The monster straightened and faced her again with stubborn determination in its beady black eyes. It refused to abandon its prey. The nightcrawler wrinkled its nose then hissed at her and recoiled to strike.
Urielle aimed her crystal sword. Blue lightning hit the nightcrawler again, but this time, Urielle sustained the strike longer. The animal jerked, then coiled and uncoiled, rising and falling in a ceaseless scream.
She eased the flow of energy and stopped the strike. “Be gone!”
The black reptilian beast moaned and lowered its head to the ground. It glanced back at its unconscious prey with a whimper of regret then glided away in a swish of coils, to vanish among the dripping wet ferns.

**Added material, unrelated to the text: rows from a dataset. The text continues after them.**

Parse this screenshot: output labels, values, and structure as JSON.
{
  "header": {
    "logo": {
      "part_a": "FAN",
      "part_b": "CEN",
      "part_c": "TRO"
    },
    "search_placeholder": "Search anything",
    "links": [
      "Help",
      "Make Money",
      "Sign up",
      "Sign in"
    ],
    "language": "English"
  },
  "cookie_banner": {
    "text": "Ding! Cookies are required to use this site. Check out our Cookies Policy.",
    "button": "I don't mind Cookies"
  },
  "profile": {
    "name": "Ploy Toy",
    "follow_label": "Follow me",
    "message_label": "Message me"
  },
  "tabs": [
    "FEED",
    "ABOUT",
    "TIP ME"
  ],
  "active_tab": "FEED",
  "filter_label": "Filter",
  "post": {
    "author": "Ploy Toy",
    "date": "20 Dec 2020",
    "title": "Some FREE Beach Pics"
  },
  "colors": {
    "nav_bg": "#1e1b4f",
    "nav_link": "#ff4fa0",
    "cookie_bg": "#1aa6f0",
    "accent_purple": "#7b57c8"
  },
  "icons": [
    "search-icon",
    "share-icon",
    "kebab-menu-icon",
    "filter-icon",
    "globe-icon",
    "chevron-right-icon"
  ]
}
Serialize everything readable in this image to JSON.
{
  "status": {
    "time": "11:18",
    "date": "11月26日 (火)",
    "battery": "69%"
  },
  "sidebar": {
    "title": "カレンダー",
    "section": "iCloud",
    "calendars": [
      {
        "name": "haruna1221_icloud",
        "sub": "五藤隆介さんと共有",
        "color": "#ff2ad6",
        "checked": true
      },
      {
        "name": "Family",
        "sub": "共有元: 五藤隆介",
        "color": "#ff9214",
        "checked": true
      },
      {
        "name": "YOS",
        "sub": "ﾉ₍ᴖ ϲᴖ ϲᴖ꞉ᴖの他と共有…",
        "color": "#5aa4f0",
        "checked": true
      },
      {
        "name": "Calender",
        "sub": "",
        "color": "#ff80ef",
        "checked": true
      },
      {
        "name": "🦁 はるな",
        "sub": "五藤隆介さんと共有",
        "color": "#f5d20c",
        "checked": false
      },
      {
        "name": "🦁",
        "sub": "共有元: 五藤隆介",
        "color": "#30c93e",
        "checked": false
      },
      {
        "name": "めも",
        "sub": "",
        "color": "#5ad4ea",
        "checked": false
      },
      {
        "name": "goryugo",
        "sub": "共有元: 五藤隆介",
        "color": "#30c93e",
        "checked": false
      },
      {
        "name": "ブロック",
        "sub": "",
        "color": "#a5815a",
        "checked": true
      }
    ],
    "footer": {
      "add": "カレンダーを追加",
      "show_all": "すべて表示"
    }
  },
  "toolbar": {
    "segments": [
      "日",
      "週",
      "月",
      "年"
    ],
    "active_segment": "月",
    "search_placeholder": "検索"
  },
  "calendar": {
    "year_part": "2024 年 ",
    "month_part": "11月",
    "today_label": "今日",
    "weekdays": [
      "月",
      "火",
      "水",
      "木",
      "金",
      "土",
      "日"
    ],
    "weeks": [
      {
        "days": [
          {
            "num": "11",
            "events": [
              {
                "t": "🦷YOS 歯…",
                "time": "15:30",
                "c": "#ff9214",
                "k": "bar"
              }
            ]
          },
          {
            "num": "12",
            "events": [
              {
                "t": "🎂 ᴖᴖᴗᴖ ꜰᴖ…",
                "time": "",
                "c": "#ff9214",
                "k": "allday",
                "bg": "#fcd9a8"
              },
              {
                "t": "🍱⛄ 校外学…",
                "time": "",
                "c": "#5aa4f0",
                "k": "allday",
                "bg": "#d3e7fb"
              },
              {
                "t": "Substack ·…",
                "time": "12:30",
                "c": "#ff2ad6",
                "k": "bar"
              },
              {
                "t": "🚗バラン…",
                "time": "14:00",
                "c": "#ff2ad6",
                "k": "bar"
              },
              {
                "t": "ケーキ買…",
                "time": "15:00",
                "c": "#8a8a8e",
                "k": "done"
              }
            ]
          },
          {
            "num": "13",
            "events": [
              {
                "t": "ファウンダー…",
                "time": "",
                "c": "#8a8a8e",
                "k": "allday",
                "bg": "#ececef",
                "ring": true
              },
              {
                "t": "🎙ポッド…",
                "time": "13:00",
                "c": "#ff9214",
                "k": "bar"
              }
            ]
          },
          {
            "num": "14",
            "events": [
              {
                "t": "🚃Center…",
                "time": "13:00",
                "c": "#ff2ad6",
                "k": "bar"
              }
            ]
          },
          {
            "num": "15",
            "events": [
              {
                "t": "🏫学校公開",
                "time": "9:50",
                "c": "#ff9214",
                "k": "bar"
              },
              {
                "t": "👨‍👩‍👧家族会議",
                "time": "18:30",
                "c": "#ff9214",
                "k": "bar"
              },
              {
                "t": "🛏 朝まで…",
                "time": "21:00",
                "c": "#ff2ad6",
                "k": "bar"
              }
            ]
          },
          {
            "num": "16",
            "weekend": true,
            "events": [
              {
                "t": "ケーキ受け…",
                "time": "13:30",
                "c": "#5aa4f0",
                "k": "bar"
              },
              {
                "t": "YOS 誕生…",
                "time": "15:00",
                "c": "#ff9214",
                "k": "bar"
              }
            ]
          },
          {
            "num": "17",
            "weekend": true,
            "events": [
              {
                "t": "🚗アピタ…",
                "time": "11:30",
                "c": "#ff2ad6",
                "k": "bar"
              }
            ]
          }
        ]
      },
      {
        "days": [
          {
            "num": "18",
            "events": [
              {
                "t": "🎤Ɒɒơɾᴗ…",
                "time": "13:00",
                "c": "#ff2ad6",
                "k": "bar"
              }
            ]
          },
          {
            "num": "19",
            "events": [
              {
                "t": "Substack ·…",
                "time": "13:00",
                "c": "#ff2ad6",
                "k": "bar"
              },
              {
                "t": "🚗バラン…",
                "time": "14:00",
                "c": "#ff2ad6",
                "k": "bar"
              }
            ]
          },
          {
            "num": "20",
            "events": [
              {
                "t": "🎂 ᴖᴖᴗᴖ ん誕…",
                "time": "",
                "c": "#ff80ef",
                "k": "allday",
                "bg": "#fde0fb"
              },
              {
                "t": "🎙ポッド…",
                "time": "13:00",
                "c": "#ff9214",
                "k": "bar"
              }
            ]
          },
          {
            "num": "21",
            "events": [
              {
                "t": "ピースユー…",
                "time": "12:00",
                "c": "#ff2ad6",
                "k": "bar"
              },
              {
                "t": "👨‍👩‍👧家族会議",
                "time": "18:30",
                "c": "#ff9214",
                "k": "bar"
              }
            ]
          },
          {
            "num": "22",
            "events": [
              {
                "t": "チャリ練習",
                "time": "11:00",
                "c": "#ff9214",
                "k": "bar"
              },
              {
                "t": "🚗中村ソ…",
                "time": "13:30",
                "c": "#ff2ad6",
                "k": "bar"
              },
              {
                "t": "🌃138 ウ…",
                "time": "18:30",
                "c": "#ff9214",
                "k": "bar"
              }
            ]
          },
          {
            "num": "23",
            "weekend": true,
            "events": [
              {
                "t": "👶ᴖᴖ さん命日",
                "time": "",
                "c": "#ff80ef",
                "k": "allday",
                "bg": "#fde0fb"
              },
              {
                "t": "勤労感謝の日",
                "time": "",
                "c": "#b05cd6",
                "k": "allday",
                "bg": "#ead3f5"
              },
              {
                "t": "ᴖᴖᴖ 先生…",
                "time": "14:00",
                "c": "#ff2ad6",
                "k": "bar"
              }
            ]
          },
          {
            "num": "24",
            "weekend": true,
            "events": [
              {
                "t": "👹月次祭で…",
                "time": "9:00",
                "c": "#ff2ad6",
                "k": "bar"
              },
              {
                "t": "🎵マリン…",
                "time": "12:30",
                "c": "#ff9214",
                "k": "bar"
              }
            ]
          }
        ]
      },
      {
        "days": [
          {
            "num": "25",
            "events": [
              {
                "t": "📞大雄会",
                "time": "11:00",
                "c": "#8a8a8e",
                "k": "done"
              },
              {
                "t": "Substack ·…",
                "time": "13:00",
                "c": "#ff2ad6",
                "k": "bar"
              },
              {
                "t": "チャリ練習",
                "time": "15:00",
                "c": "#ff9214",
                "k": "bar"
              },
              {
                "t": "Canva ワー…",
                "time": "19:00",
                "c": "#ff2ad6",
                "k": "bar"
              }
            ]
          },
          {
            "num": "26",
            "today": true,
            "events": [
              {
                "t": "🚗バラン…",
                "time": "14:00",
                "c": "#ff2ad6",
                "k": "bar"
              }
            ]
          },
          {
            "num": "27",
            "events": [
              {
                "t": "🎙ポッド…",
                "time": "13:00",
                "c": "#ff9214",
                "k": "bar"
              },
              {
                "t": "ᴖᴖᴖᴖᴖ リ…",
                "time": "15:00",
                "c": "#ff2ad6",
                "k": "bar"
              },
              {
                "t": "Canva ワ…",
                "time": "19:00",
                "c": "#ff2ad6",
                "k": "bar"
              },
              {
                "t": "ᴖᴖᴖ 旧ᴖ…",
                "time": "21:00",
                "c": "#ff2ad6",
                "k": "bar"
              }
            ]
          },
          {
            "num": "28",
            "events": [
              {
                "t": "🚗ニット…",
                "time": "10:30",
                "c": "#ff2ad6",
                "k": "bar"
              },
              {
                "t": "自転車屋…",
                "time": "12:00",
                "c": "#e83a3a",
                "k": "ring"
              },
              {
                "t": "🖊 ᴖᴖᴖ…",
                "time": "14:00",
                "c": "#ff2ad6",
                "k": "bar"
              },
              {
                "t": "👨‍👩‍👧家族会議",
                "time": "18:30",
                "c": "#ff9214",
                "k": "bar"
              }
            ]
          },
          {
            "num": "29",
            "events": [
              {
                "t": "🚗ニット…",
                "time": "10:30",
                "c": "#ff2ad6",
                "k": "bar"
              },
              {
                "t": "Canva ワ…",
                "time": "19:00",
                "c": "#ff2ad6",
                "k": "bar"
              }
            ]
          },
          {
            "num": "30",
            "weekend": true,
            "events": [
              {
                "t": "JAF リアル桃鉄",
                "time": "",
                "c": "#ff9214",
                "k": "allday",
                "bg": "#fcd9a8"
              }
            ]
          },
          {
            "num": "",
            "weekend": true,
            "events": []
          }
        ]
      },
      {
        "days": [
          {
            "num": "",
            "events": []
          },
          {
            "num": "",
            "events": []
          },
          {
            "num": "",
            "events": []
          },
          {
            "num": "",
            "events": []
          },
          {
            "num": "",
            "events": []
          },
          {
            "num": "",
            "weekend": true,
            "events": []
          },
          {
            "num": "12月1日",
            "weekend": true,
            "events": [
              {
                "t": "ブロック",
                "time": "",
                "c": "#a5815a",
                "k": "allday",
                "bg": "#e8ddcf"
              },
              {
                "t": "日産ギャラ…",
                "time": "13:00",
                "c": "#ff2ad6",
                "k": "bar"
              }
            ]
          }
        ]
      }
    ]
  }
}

The young man below lay inert on the forest floor, washed by the downpour. The silvery feline leaped down from its tree and rushed to the young man’s side. The cat licked his face. He obviously liked his human friend.
Urielle alighted next to them and extended an invisible umbrella to protect them from the steady downpour.
“Meow.” The cat rubbed against her hip, not unlike the forbidden pet of her human childhood, over a century ago, when she lived among Hell’s Cadets. She’d loved that stray cat like a sibling… until someone ratted on her, and an officer killed it in front of her eyes… to teach her detachment.
Urielle shrugged away the horrible memory and petted the big, wet, furry head. She couldn’t help but smile. “Well, aren’t you the friendly sort?”
She knelt by the young man and laid her hand on his chest. His heartbeat was too slow… very shallow breathing. She closed her eyes to visualize his condition. The 3D diagram in her mind showed one broken arm. Several fractured ribs had punctured his lungs. His kidneys had been crushed. He was hemorrhaging internally.
Urielle had seen such injuries on the battlefield during her career among the Devil Dogs. Without immediate care, he would not survive. Regular humans had fragile bodies with minimal regenerative capabilities.
Azura’s rules forbade Urielle to intervene, yet, the young man had called the angels for help. She was bound by her sacred duty to save his life… if it could be saved.
* * *
Maksou felt the loud purr of a cat vibrating throughout his entire body. His eyes refused to open. A rough tongue licked his cheek. He could not move but felt no pain. His fuzzy mind refused to process the information to make sense of his surrounding... like when he lay, drugged and paralyzed, in a hospital bed on Byzantium, two cycles ago.
Where was he? What happened? He fought the panic invading his body. He needed data to regain control. Maybe this was a dream.
He willed his eyes open to slits and peered through his eyelashes. Soft light shone through a blue dome overhead like an artificial sky, but no medical equipment or electronic monitors. Not a hospital.
He lay on a soft bed with a white sheet over his body. Birds trilled somewhere outside, and he smelled the ocean breeze. The gentle roll of waves on the sand soothed his ears and his mind. This had the feel of a tropical beach resort, like in a hologame.
At the foot of the bed, stood an angel with great white wings. She stared at him with a stern face, and judgment in her clear turquoise eyes. She cut a strong figure, as tall as he was, darker in complexion, and commanding. Dangerously beautiful, she evoked a fierce Amazon of hololegends, a work of art that could kill him in a ...